Please be aware, the information on this page relates to Luton & Dunstable University Hospital

SGLT-2 inhibitors

A guide on the use of the SGLT2 inhibitor class of medications in diabetes

SGLT-2 inhibitors – what you need to know

You have been prescribed a tablet that belongs to a class of medications called SGLT-2 (sodium-glucose co-transporter-2) inhibitors. These are used in Type 2 Diabetes and have been prescribed to help improve your blood glucose levels.

The three different SGLT-2 inhibitors currently in use are:

Canagliflozin (Invokana)

Dapagliflozin (Forxiga)

Empagliflozin (Jardiance)

How do they work?

SGLT-2 inhibitors work by stopping your kidneys from reabsorbing glucose (sugar) into the bloodstream. Instead, this glucose is excreted in your urine. This helps reduce the circulating glucose in your blood and improve your diabetes control.

How else could I benefit from taking this medication?

Taking an SGLT-2 inhibitor could be beneficial to you in other ways. It may help to

  • lower your blood pressure
  • protect your kidneys
  • protect your cardiovascular system (your heart and blood vessels)
  • reduce your weight (average 2-3 kg over 6-12 months)

What about side effects?

Because this tablet allows you to pass sugar in your urine, it can be associated with side effects. Most commonly these are:

  • needing to pass water more
  • dehydration
  • low blood pressure
  • increased risk of urinary tract infections and thrush
  • low blood glucose (hypoglycaemia) if you are also taking either insulin or a sulphonylurea (eg gliclazide)

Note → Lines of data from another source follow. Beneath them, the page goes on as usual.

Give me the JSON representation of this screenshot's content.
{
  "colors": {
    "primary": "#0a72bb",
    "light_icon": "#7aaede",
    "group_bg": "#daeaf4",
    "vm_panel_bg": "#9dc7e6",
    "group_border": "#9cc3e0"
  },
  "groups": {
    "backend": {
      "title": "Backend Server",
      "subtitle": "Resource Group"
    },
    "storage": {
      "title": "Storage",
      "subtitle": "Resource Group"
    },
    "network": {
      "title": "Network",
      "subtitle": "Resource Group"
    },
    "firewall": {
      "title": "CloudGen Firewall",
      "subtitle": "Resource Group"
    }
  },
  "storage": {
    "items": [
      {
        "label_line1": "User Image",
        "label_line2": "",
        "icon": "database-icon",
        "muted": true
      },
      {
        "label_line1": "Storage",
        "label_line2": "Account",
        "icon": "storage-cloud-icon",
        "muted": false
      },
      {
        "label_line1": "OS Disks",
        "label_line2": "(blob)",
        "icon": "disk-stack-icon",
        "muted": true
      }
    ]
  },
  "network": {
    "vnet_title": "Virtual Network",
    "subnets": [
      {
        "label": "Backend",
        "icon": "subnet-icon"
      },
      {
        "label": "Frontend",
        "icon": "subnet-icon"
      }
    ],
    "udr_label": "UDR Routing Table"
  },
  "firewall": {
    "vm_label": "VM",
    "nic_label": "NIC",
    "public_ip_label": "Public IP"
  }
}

We advise all people taking these tablets to drink plenty of sugar free fluids throughout the day to assist the action of the tablet.

You may need to increase the amount of fluid you drink to avoid dehydration. Other less common side effects to be aware of are:

  • digestive problems such as nausea and constipation
  • back pain

You should STOP taking your SGLT-2 inhibitor if you:

  • are about to have an operation
  • are sick with diarrhoea or vomiting
  • develop any circulatory problems with your feet
  • develop sudden symptoms of vomiting, no appetite, abdominal pain, excessive thirst, difficulty breathing, confusion or excessive fatigue. This is because very rarely, SGLT-2 inhibitors have been found to cause ‘Euglycaemic Diabetic Ketoacidosis’ (DKA)

What is Diabetic Ketoacidosis (DKA)?

This is an unusual complication of Type 2 diabetes. DKA develops when there is too much acid in your blood and it can happen even when your blood glucose concentration is normal. If not identified early, this can be very dangerous. However, DKA is a VERY RARE complication.

What should I look out for?

If you are taking an SGLT-2 inhibitor, please look out for these symptoms of DKA:

  • nausea
  • vomiting
  • fast breathing
  • abdominal pains

If you have any of these symptoms, please see a medical professional, such as a doctor or nurse, even if your blood sugars are near normal. If your GP practice is closed, please phone 111.

What may increase the risks of developing Diabetic Ketoacidosis?

DKA can develop at any time but usually it is associated with illness or infection, therefore you need to be especially careful if you develop an infection (like a chest or urine infection).

If you need to have an operation, please discuss your SGLT-2 inhibitor with your doctor or nurse. You may need to temporarily stop your tablets and restart when you’ve recovered from your surgery and can eat and drink normally.

However, do not stop your SGLT-2 inhibitor without discussing this with your doctor or nurse first.

Do I need to be monitored while on an SGLT-2 inhibitor?

your doctor will check your kidney function before you start this medication, and then every year afterwards.

your blood pressure may need to be monitored if you are being treated for high blood pressure. The doses of your tablets might need to be adjusted. Talk to your doctor if you have concerns.

Do I need to lose weight?

Your BMI (body mass index) will indicate if you need to lose weight. This measurement uses weight and height to allow you to see if you are underweight, an ideal weight, overweight or obese.

A healthy BMI is 18.5-25.0 kg/m2

Weight loss and a healthy weight

  • weight loss is important to reduce the fat in your liver
  • studies show that reducing your total weight by 7-10% can help reduce the fat and inflammation in your liver
  • aim for slow, gradual weight loss, avoiding rapid reductions in your weight and ‘crash diets’
  • aim to lose approximately 0.5 to1kg (1-2lbs) per week
  • monitor for low blood glucose levels if you also take either insulin or a sulphonylurea (eg Gliclazide)